The original platform lever escapement is one of the earliest examples used by Jacot to have the crescent bridge as opposed to the two-piece and has the escapement maker's serial number, 9593, punched to the underside. The inside of the dial plate, along with the front plate, is stamped with the Jacot poinçon with the last exposition award winning date being 1878.
The cream coloured dial is unusual from this earlier period in Jacot manufacture in having Arabic numerals as opposed to Roman, set within gilt roundels and with a decorative feature to the centre, with spade hands of blued steel.
The gilded brass case is a variant on the Anglaise style with beaded corner mouldings and the Greek-key handle as seen on other carriage clocks of this era made by both Jacot and other top makers.
Complete with the original numbered key.
Following a number of years research I can now reveal that Henri-Louis Jacot Descombes was born in Fontaines, Switzerland in May 1797, the son of the horloger Daniel-Henri Guillaume Jacot-Descombes, and was one of the most innovative makers of carriage clocks in the Victorian period. He is first recorded working in Paris from 1820 at the previously unrecorded address of Rue de Montmorency, 25 before moving along the road to number thirty-one sometime before 1854. This was at the same time that his brother Julien describes himself as an horloger and is recorded as living in Paris, where they worked in the four floors above a jewellery shop run by Adolphe Charles. Henri-Louis Jacot died at nine o’clock in the evening of the 31st of July 1868 and was succeeded by his twenty-year old nephew, and Julien’s son, Albert, who continued under the Henri Jacot name with the help of his father. Albert married Louise-Desiree in 1873, with Julien recorded on the marriage certificate as being at Montmorency, 31. Albert and his wife had a daughter, Adele-Albertine, the following year when they themselves are now recorded as living at thirty-one.

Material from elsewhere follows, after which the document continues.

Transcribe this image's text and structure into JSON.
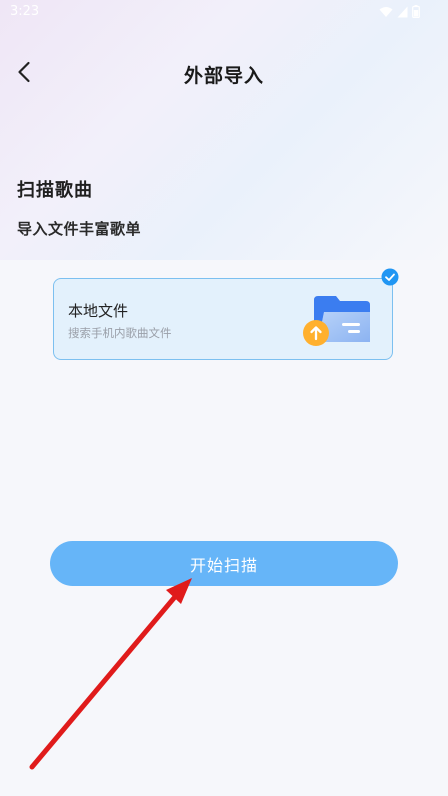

The Jacot family won medals at numerous exhibitions in both Paris and London including the Gold medal in 1900.
A summary of my research into the Henri Jacot carriage clock business can be seen in the exhibition catalogue available to view from my website.
|Height||7.25 inch||(18.41 cm)|